In-car entertainment systems and phones are potentially vulnerable to hackers Photo 114407603 © Andrey Kurguzov - Dreamstime.com
In the next five to ten years, Reiter predicts there will be more zero-day attacks and that more sophisticated software in connected vehicles will be met by more sophisticated attacks.
He believes that OEMs will be more concerned and serious about solutions as they are already starting to realise that consumers and regulators will be looking to them for security answers. Also, he thinks OEMs will transition from relying on component suppliers to asking cybersecurity experts to solve security concerns.
“Security companies working with OEMs are taking a variety of approaches, from monitoring the network to examining the ECU for anomalous activity,” he suggests. “OEMs who haven’t made this a priority yet will certainly do so in the coming years; they won’t really have a choice.”
Reiter estimates that OEMs will start deploying intrusion detection and prevention systems built into the vehicle, which examine activity and can send out alerts if security has been compromised.
In parallel with this change, he forecasts that SOCs will feature advanced intrusion capabilities that do not exist in most vehicles today due to technical and cost limitations.
“So to be fully effective, SOCs will start to deploy advanced anomaly detection technologies to analyse the data coming from vehicles over the network and effectively detect anomalies and intrusions,” Reiter concludes.

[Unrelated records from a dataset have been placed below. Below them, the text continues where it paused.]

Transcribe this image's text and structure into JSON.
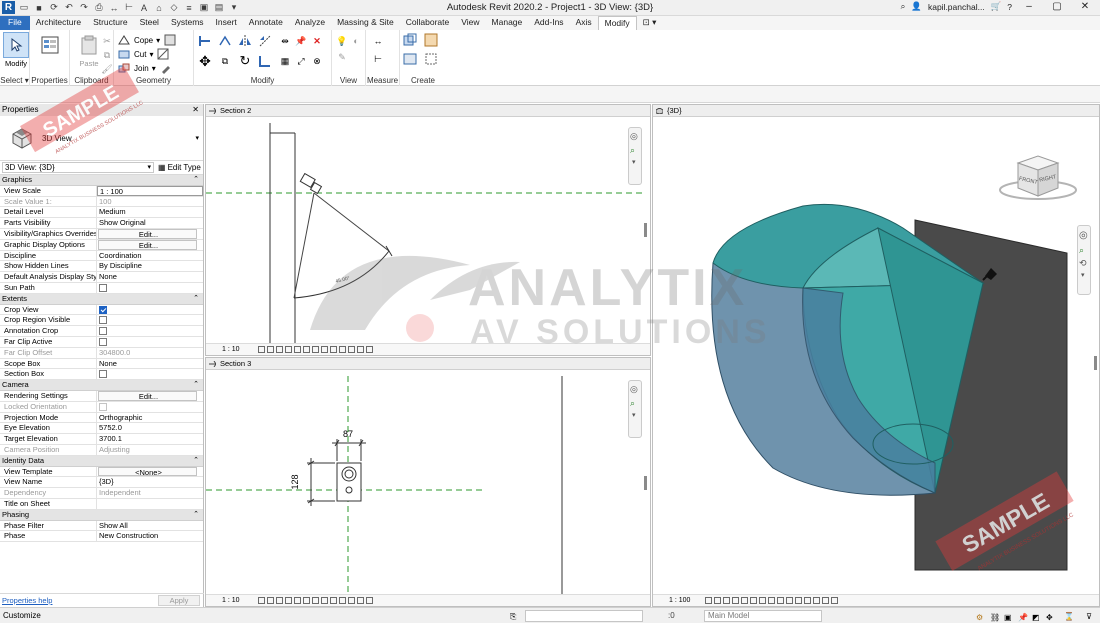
{
  "app": {
    "title": "Autodesk Revit 2020.2 - Project1 - 3D View: {3D}",
    "user": "kapil.panchal...",
    "logo_letter": "R"
  },
  "tabs": [
    {
      "label": "File"
    },
    {
      "label": "Architecture"
    },
    {
      "label": "Structure"
    },
    {
      "label": "Steel"
    },
    {
      "label": "Systems"
    },
    {
      "label": "Insert"
    },
    {
      "label": "Annotate"
    },
    {
      "label": "Analyze"
    },
    {
      "label": "Massing & Site"
    },
    {
      "label": "Collaborate"
    },
    {
      "label": "View"
    },
    {
      "label": "Manage"
    },
    {
      "label": "Add-Ins"
    },
    {
      "label": "Axis"
    },
    {
      "label": "Modify"
    }
  ],
  "ribbon": {
    "select": {
      "modify_label": "Modify",
      "panel_label": "Select"
    },
    "properties": {
      "panel_label": "Properties"
    },
    "clipboard": {
      "paste_label": "Paste",
      "panel_label": "Clipboard"
    },
    "geometry": {
      "cope_label": "Cope",
      "cut_label": "Cut",
      "join_label": "Join",
      "panel_label": "Geometry"
    },
    "modify": {
      "panel_label": "Modify"
    },
    "view": {
      "panel_label": "View"
    },
    "measure": {
      "panel_label": "Measure"
    },
    "create": {
      "panel_label": "Create"
    }
  },
  "properties": {
    "palette_title": "Properties",
    "type_name": "3D View",
    "instance_selector": "3D View: {3D}",
    "edit_type": "Edit Type",
    "groups": {
      "graphics": "Graphics",
      "extents": "Extents",
      "camera": "Camera",
      "identity": "Identity Data",
      "phasing": "Phasing"
    },
    "rows": {
      "view_scale": {
        "name": "View Scale",
        "value": "1 : 100"
      },
      "scale_value": {
        "name": "Scale Value  1:",
        "value": "100"
      },
      "detail_level": {
        "name": "Detail Level",
        "value": "Medium"
      },
      "parts_visibility": {
        "name": "Parts Visibility",
        "value": "Show Original"
      },
      "vg_overrides": {
        "name": "Visibility/Graphics Overrides",
        "value": "Edit..."
      },
      "graphic_display": {
        "name": "Graphic Display Options",
        "value": "Edit..."
      },
      "discipline": {
        "name": "Discipline",
        "value": "Coordination"
      },
      "hidden_lines": {
        "name": "Show Hidden Lines",
        "value": "By Discipline"
      },
      "analysis_style": {
        "name": "Default Analysis Display Style",
        "value": "None"
      },
      "sun_path": {
        "name": "Sun Path"
      },
      "crop_view": {
        "name": "Crop View"
      },
      "crop_region_visible": {
        "name": "Crop Region Visible"
      },
      "annotation_crop": {
        "name": "Annotation Crop"
      },
      "far_clip_active": {
        "name": "Far Clip Active"
      },
      "far_clip_offset": {
        "name": "Far Clip Offset",
        "value": "304800.0"
      },
      "scope_box": {
        "name": "Scope Box",
        "value": "None"
      },
      "section_box": {
        "name": "Section Box"
      },
      "rendering_settings": {
        "name": "Rendering Settings",
        "value": "Edit..."
      },
      "locked_orientation": {
        "name": "Locked Orientation"
      },
      "projection_mode": {
        "name": "Projection Mode",
        "value": "Orthographic"
      },
      "eye_elevation": {
        "name": "Eye Elevation",
        "value": "5752.0"
      },
      "target_elevation": {
        "name": "Target Elevation",
        "value": "3700.1"
      },
      "camera_position": {
        "name": "Camera Position",
        "value": "Adjusting"
      },
      "view_template": {
        "name": "View Template",
        "value": "<None>"
      },
      "view_name": {
        "name": "View Name",
        "value": "{3D}"
      },
      "dependency": {
        "name": "Dependency",
        "value": "Independent"
      },
      "title_on_sheet": {
        "name": "Title on Sheet",
        "value": ""
      },
      "phase_filter": {
        "name": "Phase Filter",
        "value": "Show All"
      },
      "phase": {
        "name": "Phase",
        "value": "New Construction"
      }
    },
    "checkboxes": {
      "sun_path": false,
      "crop_view": true,
      "crop_region_visible": false,
      "annotation_crop": false,
      "far_clip_active": false,
      "section_box": false,
      "locked_orientation": false
    },
    "help_link": "Properties help",
    "apply_button": "Apply"
  },
  "views": {
    "section2": {
      "title": "Section 2",
      "scale": "1 : 10"
    },
    "section3": {
      "title": "Section 3",
      "scale": "1 : 10",
      "dim_width": "87",
      "dim_height": "128"
    },
    "view3d": {
      "title": "{3D}",
      "scale": "1 : 100",
      "viewcube_front": "FRONT",
      "viewcube_right": "RIGHT"
    }
  },
  "statusbar": {
    "message": "Customize",
    "zero": ":0",
    "model": "Main Model"
  },
  "watermarks": {
    "sample": "SAMPLE",
    "company": "ANALYTIX BUSINESS SOLUTIONS LLC",
    "brand_line1": "ANALYTIX",
    "brand_line2": "AV SOLUTIONS"
  },
  "colors": {
    "file_tab": "#2e6fbf",
    "teal_fill": "#3a9ea0",
    "teal_light": "#5bb8b6",
    "blue_grey": "#6f93ad",
    "wall_dark": "#4a4a4a",
    "sample_red": "#e23a3a"
  }
}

Admittedly, much needs to be done to offer better protection against cyberattacks and there is no clear-cut resolution. But if OEMs start taking steps now, they are likely to be better served in the years to come.
99% of drivers unaware of cyberattacks
In the UK, 99% of drivers are unaware of security flaws such as phone phishing, according to a survey. This is where hackers send emails containing malicious links to drivers. The malware can connect to a car’s Wi-Fi features and take control.
MoneySuperMarket says 16% of drivers - or someone they know - have experienced car hacking. Also, eight out of 10 drivers do not know if their insurance covers digital threats.
In addition to the lack of awareness, only half of drivers are concerned about vehicle theft via keyless entry - despite 110 car models being vulnerable to this threat.
The research says criminals often attack cars by using a relay system to amplify the vehicle’s key signal from inside a property - so that it reaches the car on the driveway.
Hackers can also exploit local remote control apps, which drivers use to start and control their car, as well as using sensors inside a tyre to display false pressure readings or track the vehicle. Other methods include keyless jamming as well as hacks on the car’s controller area network and on-board diagnostics.